- _DATA EXTRACTS_:
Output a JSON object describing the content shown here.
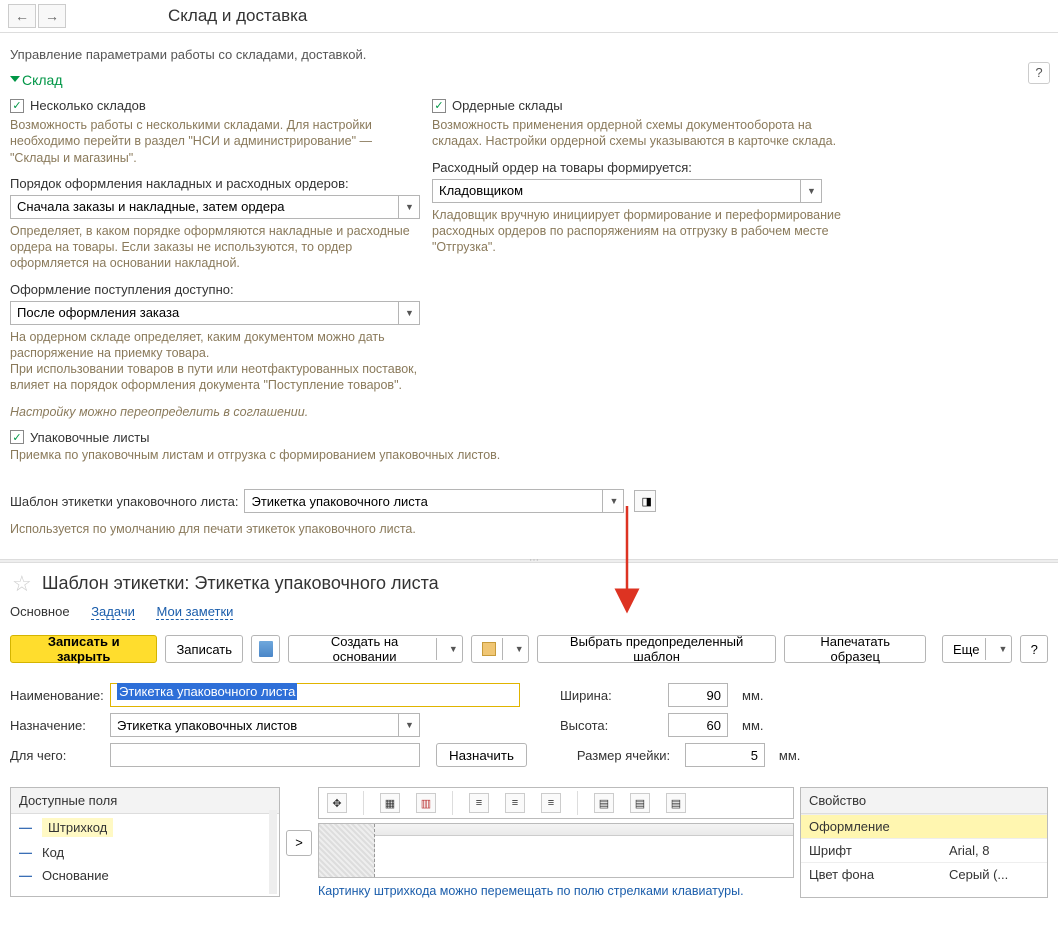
{
  "header": {
    "title": "Склад и доставка",
    "subtitle": "Управление параметрами работы со складами, доставкой.",
    "help": "?"
  },
  "section": {
    "title": "Склад"
  },
  "left": {
    "chk1_label": "Несколько складов",
    "chk1_desc": "Возможность работы с несколькими складами. Для настройки необходимо перейти в раздел \"НСИ и администрирование\" — \"Склады и магазины\".",
    "f1_label": "Порядок оформления накладных и расходных ордеров:",
    "f1_value": "Сначала заказы и накладные, затем ордера",
    "f1_desc": "Определяет, в каком порядке оформляются накладные и расходные ордера на товары. Если заказы не используются, то ордер оформляется на основании накладной.",
    "f2_label": "Оформление поступления доступно:",
    "f2_value": "После оформления заказа",
    "f2_desc": "На ордерном складе определяет, каким документом можно дать распоряжение на приемку товара.\nПри использовании товаров в пути или неотфактурованных поставок, влияет на порядок оформления документа \"Поступление товаров\".",
    "f2_desc_i": "Настройку можно переопределить в соглашении.",
    "chk2_label": "Упаковочные листы",
    "chk2_desc": "Приемка по упаковочным листам и отгрузка с формированием упаковочных листов.",
    "tpl_label": "Шаблон этикетки упаковочного листа:",
    "tpl_value": "Этикетка упаковочного листа",
    "tpl_desc": "Используется по умолчанию для печати этикеток упаковочного листа."
  },
  "right": {
    "chk1_label": "Ордерные склады",
    "chk1_desc": "Возможность применения ордерной схемы документооборота на складах. Настройки ордерной схемы указываются в карточке склада.",
    "f1_label": "Расходный ордер на товары формируется:",
    "f1_value": "Кладовщиком",
    "f1_desc": "Кладовщик вручную инициирует формирование и переформирование расходных ордеров по распоряжениям на отгрузку в рабочем месте \"Отгрузка\"."
  },
  "editor": {
    "title": "Шаблон этикетки: Этикетка упаковочного листа",
    "tabs": {
      "main": "Основное",
      "tasks": "Задачи",
      "notes": "Мои заметки"
    },
    "toolbar": {
      "save_close": "Записать и закрыть",
      "save": "Записать",
      "create_based": "Создать на основании",
      "select_tpl": "Выбрать предопределенный шаблон",
      "print": "Напечатать образец",
      "more": "Еще"
    },
    "form": {
      "name_label": "Наименование:",
      "name_value": "Этикетка упаковочного листа",
      "assign_label": "Назначение:",
      "assign_value": "Этикетка упаковочных листов",
      "for_label": "Для чего:",
      "assign_btn": "Назначить",
      "width_label": "Ширина:",
      "width_value": "90",
      "width_unit": "мм.",
      "height_label": "Высота:",
      "height_value": "60",
      "height_unit": "мм.",
      "cell_label": "Размер ячейки:",
      "cell_value": "5",
      "cell_unit": "мм."
    },
    "fields": {
      "header": "Доступные поля",
      "items": [
        "Штрихкод",
        "Код",
        "Основание"
      ]
    },
    "hint": "Картинку штрихкода можно перемещать по полю стрелками клавиатуры.",
    "props": {
      "col1": "Свойство",
      "rows": [
        {
          "k": "Оформление",
          "v": ""
        },
        {
          "k": "Шрифт",
          "v": "Arial, 8"
        },
        {
          "k": "Цвет фона",
          "v": "Серый (..."
        }
      ]
    }
  }
}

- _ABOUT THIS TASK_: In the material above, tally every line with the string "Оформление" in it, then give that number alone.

- _ANSWER SPACE_: 2